Workplace Notes

Stagecoach drivers in Lancashire

 Stagecoach, the transport company, recently offered the insulting 3p an hour rise over three years to its bus and coach drivers. A strike followed with 150 drivers and their supporters gathering at Preston bus station on 25th June., with a similar number at Chorley bus station. They are prepared to strike for another 15 days this July.

Arriva bus drivers in London

Arriva operates a fifth of London buses in the greater London area. It is increasingly putting pressure on drivers to work on their rest days. This is not just a massive stress on them, but increases health and safety concerns over tired drivers lacking concentration and losing control of their wheels. At 15 bus stations, bus drivers voted overwhelmingly- 1,854 to 69 – to come out on strike. Watch this space for further news.

Plymouth Academy

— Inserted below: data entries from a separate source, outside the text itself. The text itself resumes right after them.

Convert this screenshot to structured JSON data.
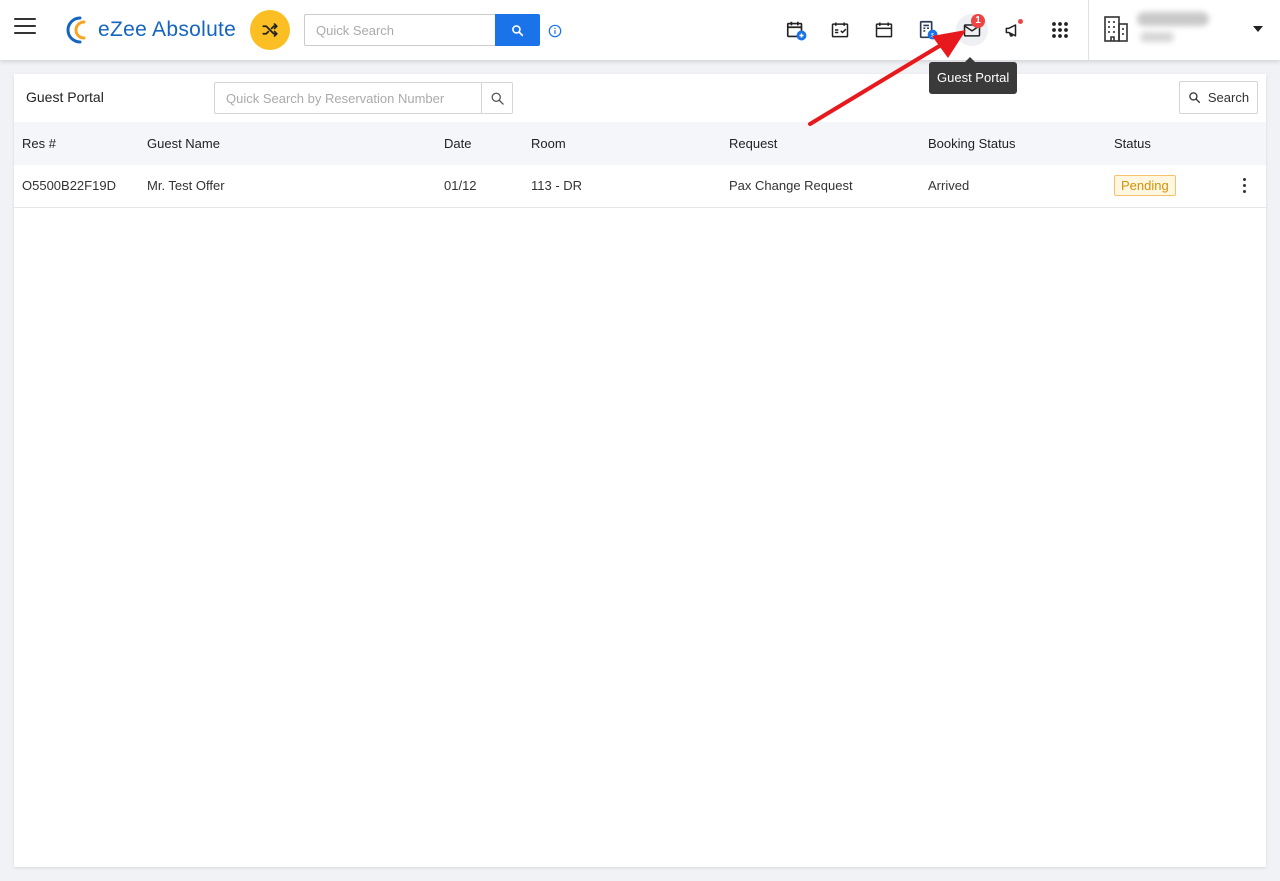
{
  "header": {
    "brand": "eZee Absolute",
    "quick_search_placeholder": "Quick Search",
    "icons": [
      "hamburger-icon",
      "shuffle-icon",
      "search-icon",
      "info-icon",
      "add-reservation-icon",
      "checkin-icon",
      "calendar-icon",
      "billing-icon",
      "mail-icon",
      "announcement-icon",
      "apps-grid-icon",
      "hotel-building-icon",
      "caret-down-icon"
    ],
    "mail_badge": "1",
    "tooltip": "Guest Portal"
  },
  "panel": {
    "title": "Guest Portal",
    "search_placeholder": "Quick Search by Reservation Number",
    "search_button": "Search"
  },
  "table": {
    "columns": [
      "Res #",
      "Guest Name",
      "Date",
      "Room",
      "Request",
      "Booking Status",
      "Status"
    ],
    "rows": [
      {
        "res": "O5500B22F19D",
        "guest_name": "Mr. Test Offer",
        "date": "01/12",
        "room": "113 - DR",
        "request": "Pax Change Request",
        "booking_status": "Arrived",
        "status": "Pending"
      }
    ]
  },
  "colors": {
    "primary": "#1a73e8",
    "accent_yellow": "#fbbf24",
    "badge_red": "#ef4444",
    "pending_text": "#d4910a",
    "arrow_red": "#e8191c"
  }
}
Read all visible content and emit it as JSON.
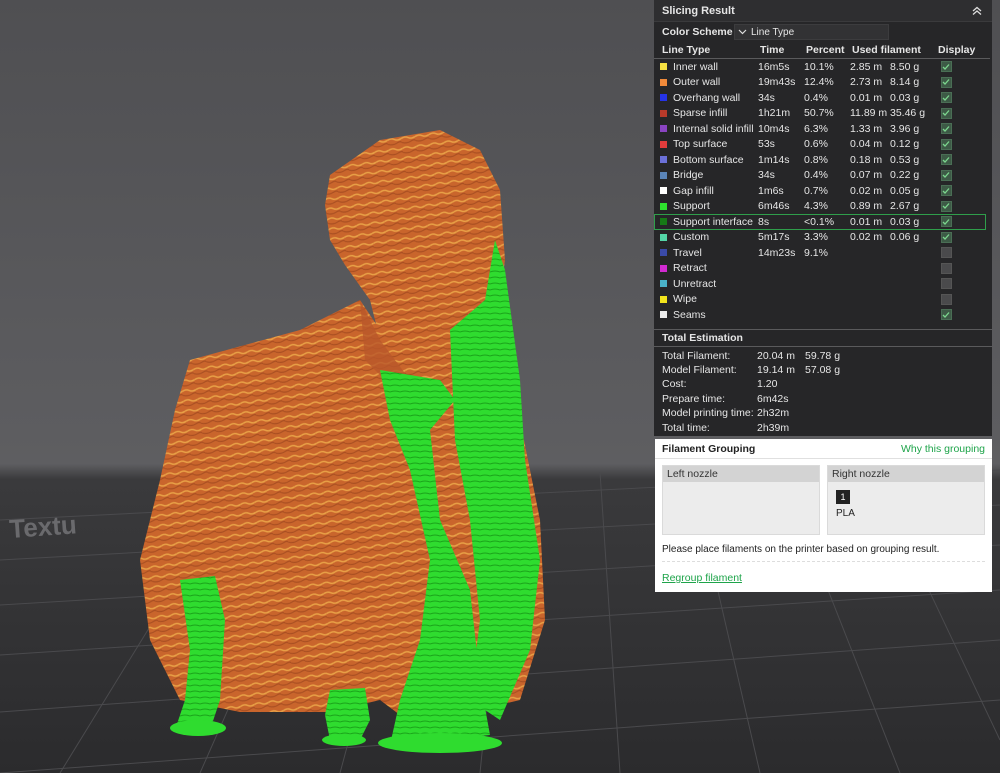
{
  "panel": {
    "title": "Slicing Result",
    "color_scheme_label": "Color Scheme",
    "color_scheme_value": "Line Type",
    "columns": {
      "type": "Line Type",
      "time": "Time",
      "percent": "Percent",
      "used": "Used filament",
      "display": "Display"
    },
    "rows": [
      {
        "name": "Inner wall",
        "color": "#f5e042",
        "time": "16m5s",
        "percent": "10.1%",
        "length": "2.85 m",
        "weight": "8.50 g",
        "display": true
      },
      {
        "name": "Outer wall",
        "color": "#f08a3a",
        "time": "19m43s",
        "percent": "12.4%",
        "length": "2.73 m",
        "weight": "8.14 g",
        "display": true
      },
      {
        "name": "Overhang wall",
        "color": "#2533e6",
        "time": "34s",
        "percent": "0.4%",
        "length": "0.01 m",
        "weight": "0.03 g",
        "display": true
      },
      {
        "name": "Sparse infill",
        "color": "#b83a2a",
        "time": "1h21m",
        "percent": "50.7%",
        "length": "11.89 m",
        "weight": "35.46 g",
        "display": true
      },
      {
        "name": "Internal solid infill",
        "color": "#8a44c2",
        "time": "10m4s",
        "percent": "6.3%",
        "length": "1.33 m",
        "weight": "3.96 g",
        "display": true
      },
      {
        "name": "Top surface",
        "color": "#e23c3c",
        "time": "53s",
        "percent": "0.6%",
        "length": "0.04 m",
        "weight": "0.12 g",
        "display": true
      },
      {
        "name": "Bottom surface",
        "color": "#6b70d8",
        "time": "1m14s",
        "percent": "0.8%",
        "length": "0.18 m",
        "weight": "0.53 g",
        "display": true
      },
      {
        "name": "Bridge",
        "color": "#5a84b8",
        "time": "34s",
        "percent": "0.4%",
        "length": "0.07 m",
        "weight": "0.22 g",
        "display": true
      },
      {
        "name": "Gap infill",
        "color": "#ffffff",
        "time": "1m6s",
        "percent": "0.7%",
        "length": "0.02 m",
        "weight": "0.05 g",
        "display": true
      },
      {
        "name": "Support",
        "color": "#2ee12e",
        "time": "6m46s",
        "percent": "4.3%",
        "length": "0.89 m",
        "weight": "2.67 g",
        "display": true
      },
      {
        "name": "Support interface",
        "color": "#167a16",
        "time": "8s",
        "percent": "<0.1%",
        "length": "0.01 m",
        "weight": "0.03 g",
        "display": true
      },
      {
        "name": "Custom",
        "color": "#54d6a8",
        "time": "5m17s",
        "percent": "3.3%",
        "length": "0.02 m",
        "weight": "0.06 g",
        "display": true
      },
      {
        "name": "Travel",
        "color": "#3a4aa8",
        "time": "14m23s",
        "percent": "9.1%",
        "length": "",
        "weight": "",
        "display": false
      },
      {
        "name": "Retract",
        "color": "#d22ad2",
        "time": "",
        "percent": "",
        "length": "",
        "weight": "",
        "display": false
      },
      {
        "name": "Unretract",
        "color": "#4ab2c8",
        "time": "",
        "percent": "",
        "length": "",
        "weight": "",
        "display": false
      },
      {
        "name": "Wipe",
        "color": "#f2e41c",
        "time": "",
        "percent": "",
        "length": "",
        "weight": "",
        "display": false
      },
      {
        "name": "Seams",
        "color": "#ececec",
        "time": "",
        "percent": "",
        "length": "",
        "weight": "",
        "display": true
      }
    ],
    "selected_row": "Support interface",
    "total_title": "Total Estimation",
    "totals": [
      {
        "key": "Total Filament:",
        "v1": "20.04 m",
        "v2": "59.78 g"
      },
      {
        "key": "Model Filament:",
        "v1": "19.14 m",
        "v2": "57.08 g"
      },
      {
        "key": "Cost:",
        "v1": "1.20",
        "v2": ""
      },
      {
        "key": "Prepare time:",
        "v1": "6m42s",
        "v2": ""
      },
      {
        "key": "Model printing time:",
        "v1": "2h32m",
        "v2": ""
      },
      {
        "key": "Total time:",
        "v1": "2h39m",
        "v2": ""
      }
    ]
  },
  "grouping": {
    "title": "Filament Grouping",
    "why_link": "Why this grouping",
    "left_nozzle": "Left nozzle",
    "right_nozzle": "Right nozzle",
    "filament_number": "1",
    "filament_name": "PLA",
    "message": "Please place filaments on the printer based on grouping result.",
    "regroup": "Regroup filament"
  },
  "scene": {
    "plate_text": "Textu",
    "model_color": "#c8622a",
    "support_color": "#2ee12e",
    "bed_color": "#2e2e30"
  }
}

Plymouth Academy teachers and support staff went out on strike on 2nd July. They were demanding an end to management bullying. Management backed down and agreed to an anti-bullying policy and other demands. The workers have been treated abysmally, whilst some managers are trousering between £70,000 to 90,000 a year. 40 people turned out on the picket. This is something that needs to repeated throughout all the academies, schools and further education establishments

Birmingham University

A one day strike on 28th June took place at Birmingham University supported by catering, cleaning and security workers. They were acting against the removal of payments for weekend and anti-social hours and the cutting of holiday entitlement by one week as well as the refusal of the university to become a Living Wage employer and the expectation that some stuff should start collecting work materials in their own time. Meanwhile the vice chancellor is pocketing £447,00 a year plus £80,000 bonus and other perks. This obscenity is insisting on a pay cut for his workers.

Sainsburys in Essex

A 24 hour strike took place at Sainsburys Waltham Point distribution centre on 27th June when sick pay for 26 weeks was reduced to just 2 weeks. The warehouse workers responded angrily with a solid strike.


Over 300 workers-cleaners, domestics, porters, etc- at Bradford Teaching Hospitals NHS Trust went out on strike for 7 days starting 8th July against outsourcing. They realise that outsourcing will undermine their pay and conditions. Similar strikes in Wigan last year forced NHS bosses to back down, followed by other NHS trusts.

Also in Bradford, workers at Bradford College struck for 3 days in early July against 131 compulsory redundancies and low pay.

South East London

Workers at John Roan School in south east London went out on strike against plans to turn their school into a privately run Academy. This is the 17th strike so far, with further strike planned. They are supported by school students, parents and local residents. This decision to turn John Roan into an academy is being implemented by the Labour Council in Greenwich. How many times must we point out that Labour is no friend of the working class?


Meanwhile workers, parents, students and local residents in the working class district of Moulsecoomb in Brighton are acting against similar plans to turn Moulsecoomb Primary into an academy. Workers have voted to come out on strike whilst locals have set up a Hands Off Moulsecoomb Primary Campaign.

At nearby Peacehaven, workers at Peacehaven Community School went out on a strike last weekagainst plans to turn their school into an academy, Swale Academy Trust.

North Yorkshire

Workers at Drax power station near Selby in West Yorkshire went out on a 48 hour strike in early July for a 2.8 percent pay deal for 2018 and 2019. Further 48 hour strikes are planned.